Stratasys was involved in one of the week's biggest 3D print stories - OCC's dragon bike project.
The British economy may have escaped a the triple-dip as of fresh figures revealed by Chancellor George Osborne this week, but unfortunately our Big Three have not enjoyed a similar recovery in their week's trading.
3D Systems was wrapped up in the Inside 3D Printing conference in New York at the beginning of the week, where the industry juggernaut chose to reveal the immediate availability of its new ProJet x60 series of full colour 3D printers.
This was great news for investors, with shares in 3D Systems immediately rallying on this news.
Here at TCT, however, we have heard rumbles of other developments and supposed announcements that haven't yet materialised. Perhaps some investors are clued into the same grapevines as us and have been on the edges of their seats for a big development, only for their knees to get tired forcing them to sit back?
This may be why in the opening trading session on Wall Street today (April 26th) 3D Systems is more than three per cent lower to $34?
Nevertheless, this is better than last week's $33.2 finish.

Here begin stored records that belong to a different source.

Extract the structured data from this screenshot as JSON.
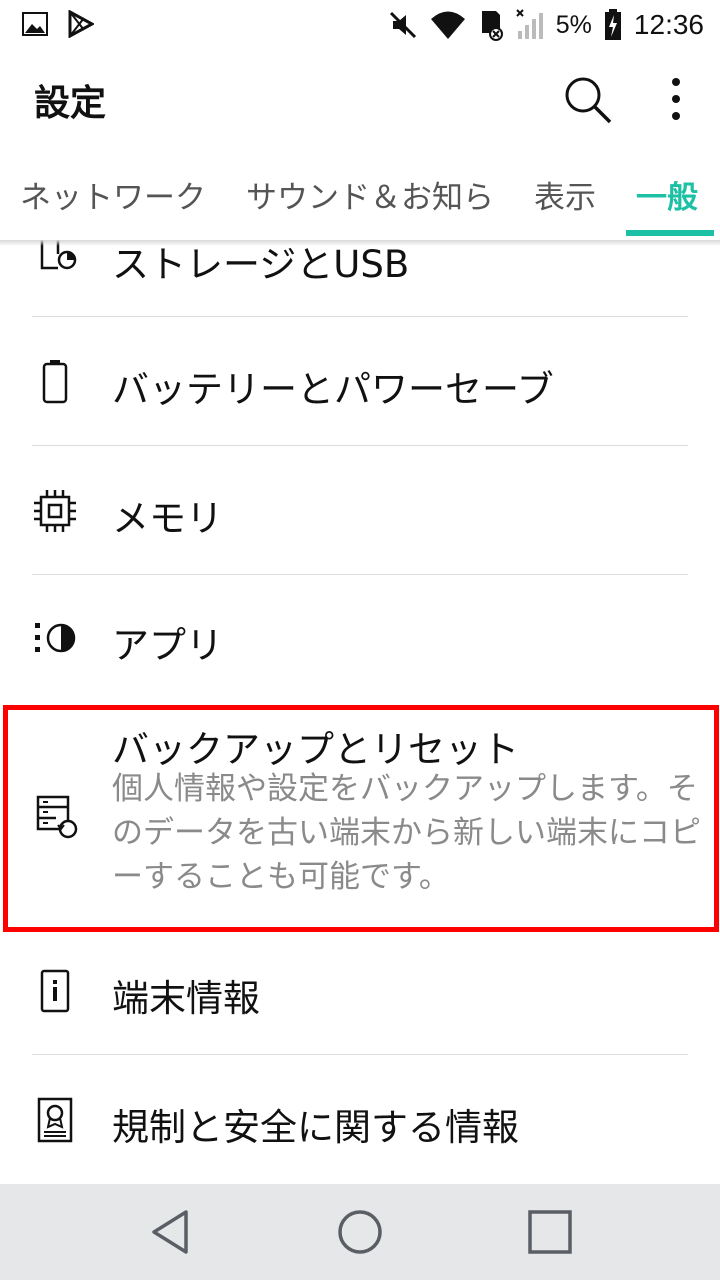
{
  "status_bar": {
    "battery_percent": "5%",
    "time": "12:36"
  },
  "app_bar": {
    "title": "設定"
  },
  "tabs": [
    {
      "label": "ネットワーク",
      "selected": false
    },
    {
      "label": "サウンド＆お知ら",
      "selected": false
    },
    {
      "label": "表示",
      "selected": false
    },
    {
      "label": "一般",
      "selected": true
    }
  ],
  "accent_color": "#1cc0a5",
  "highlight_color": "#ff0000",
  "settings_items": [
    {
      "label": "ストレージとUSB",
      "icon": "storage-icon"
    },
    {
      "label": "バッテリーとパワーセーブ",
      "icon": "battery-icon"
    },
    {
      "label": "メモリ",
      "icon": "memory-chip-icon"
    },
    {
      "label": "アプリ",
      "icon": "apps-icon"
    },
    {
      "label": "バックアップとリセット",
      "icon": "backup-reset-icon",
      "description": "個人情報や設定をバックアップします。そのデータを古い端末から新しい端末にコピーすることも可能です。"
    },
    {
      "label": "端末情報",
      "icon": "info-icon"
    },
    {
      "label": "規制と安全に関する情報",
      "icon": "certificate-icon"
    }
  ]
}
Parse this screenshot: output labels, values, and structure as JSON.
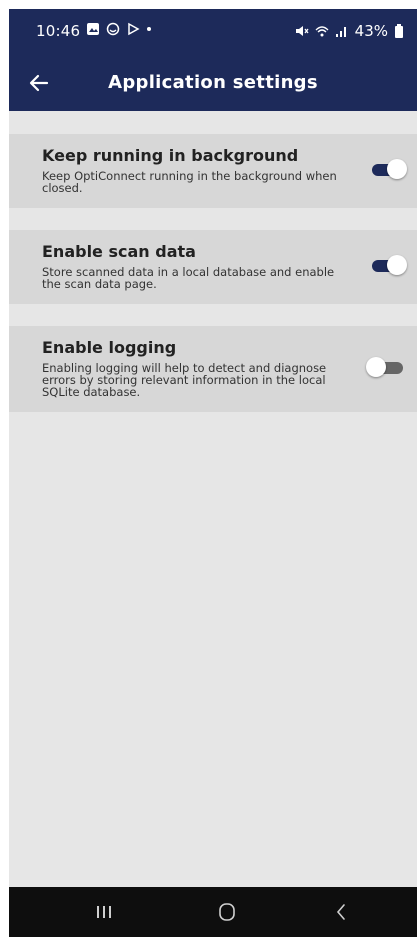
{
  "status_bar": {
    "time": "10:46",
    "battery": "43%",
    "left_icons": [
      "gallery-icon",
      "face-icon",
      "play-icon",
      "dot-icon"
    ],
    "right_icons": [
      "mute-icon",
      "wifi-icon",
      "signal-icon",
      "battery-icon"
    ]
  },
  "app_bar": {
    "title": "Application settings",
    "back_icon": "arrow-left-icon",
    "color": "#1d2a5a"
  },
  "settings": [
    {
      "title": "Keep running in background",
      "description": "Keep OptiConnect running in the background when closed.",
      "enabled": true
    },
    {
      "title": "Enable scan data",
      "description": "Store scanned data in a local database and enable the scan data page.",
      "enabled": true
    },
    {
      "title": "Enable logging",
      "description": "Enabling logging will help to detect and diagnose errors by storing relevant information in the local SQLite database.",
      "enabled": false
    }
  ],
  "toggle_colors": {
    "on_track": "#1d2a5a",
    "off_track": "#666666",
    "thumb": "#ffffff"
  },
  "nav_bar": {
    "buttons": [
      "recent-apps-icon",
      "home-icon",
      "back-icon"
    ]
  }
}
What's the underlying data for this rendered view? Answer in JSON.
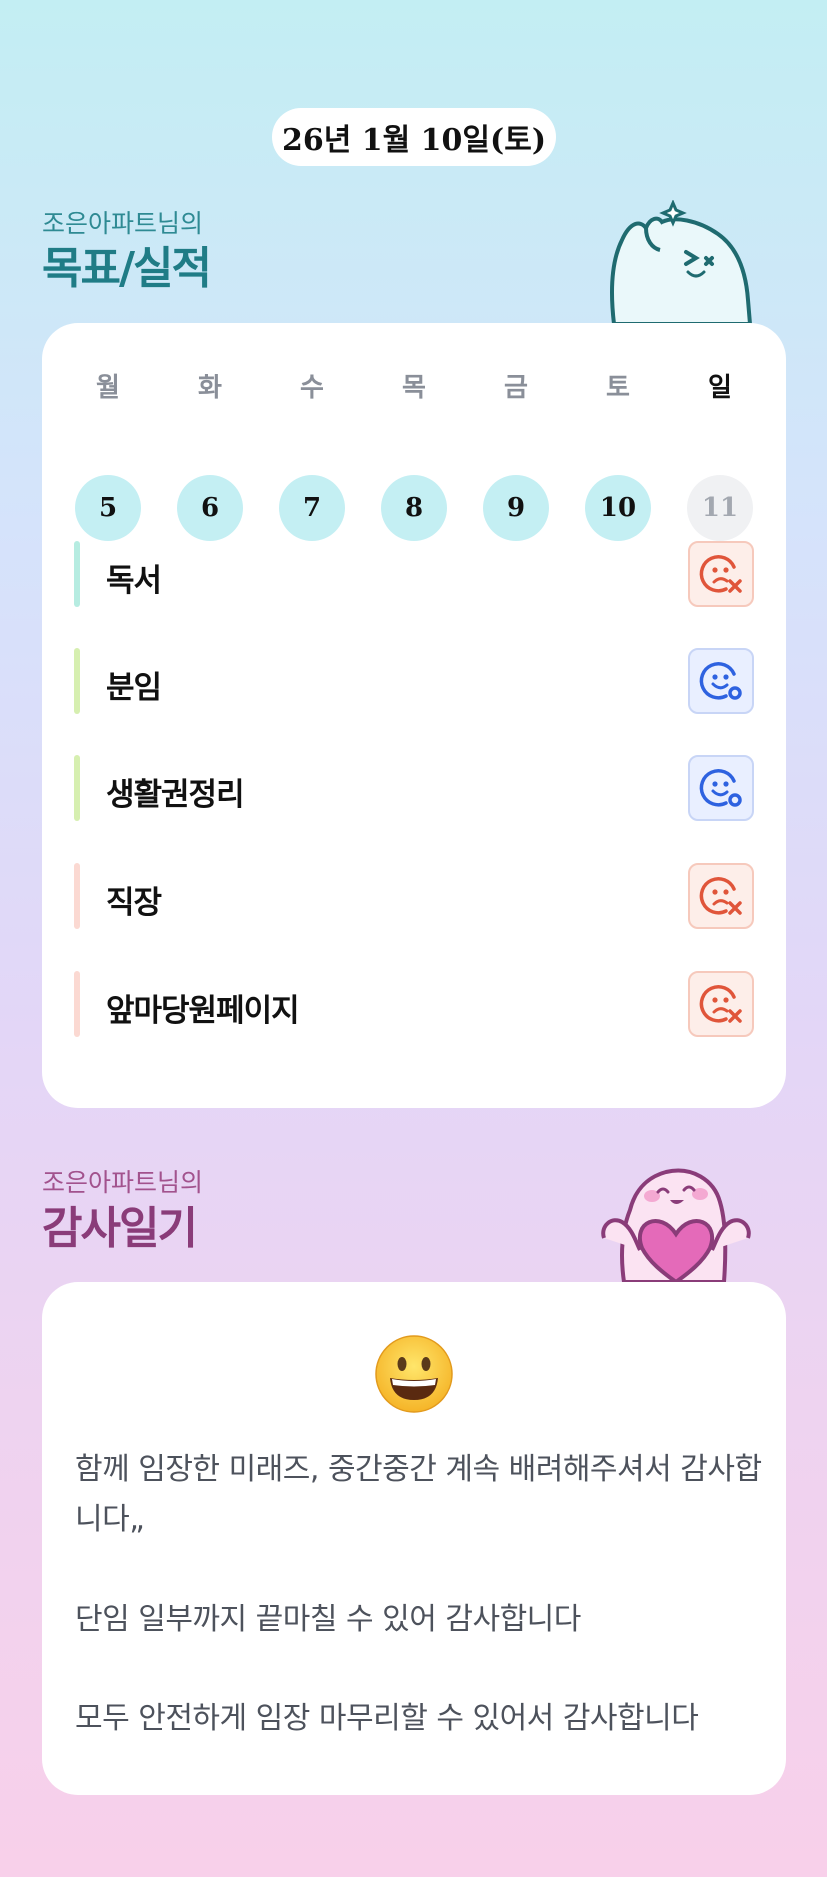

Furthermore, the company has been part of one of the most talked-about 3D printing stories of the week, the Orange County Choppers story about a 3D-printed Chinese dragon bike.
But despite the media hype, the company's stocks look set to end this week on a slope, slipping 2.4 per cent to $74.71.
Last week, it ended trading nearer $70, so despite this recent retreat the company is still in a stronger position week-on-week.
ExOne has not had much to report this week, but the company has still managed to gain ground on last week's $34.5 finish.
Just like its big brothers, the company has lost ground in opening trading in New York this Friday, but its share price is still higher than it was seven days ago - even if more marginally than Stratasys and 3D Systems - at $35.50.
Just to round off; it's been a month since we published our What is Massive Dynamics feature looking into the dubious 3D printing company. Well this week the company announced it is getting a new boss and Real-View 3D director Jonathan J Howard will be taking over from Oscar Hines. As such, we've written a follow-up feature on Real-View 3D and Jonathan J Howard, while there is a piece on Oscar Hines on our Personalize site exploring the CEO and sole employee's other business operations. Happy reading and feel free to get in touch with us if you have anything to say about the ongoing Massive Dynamics saga.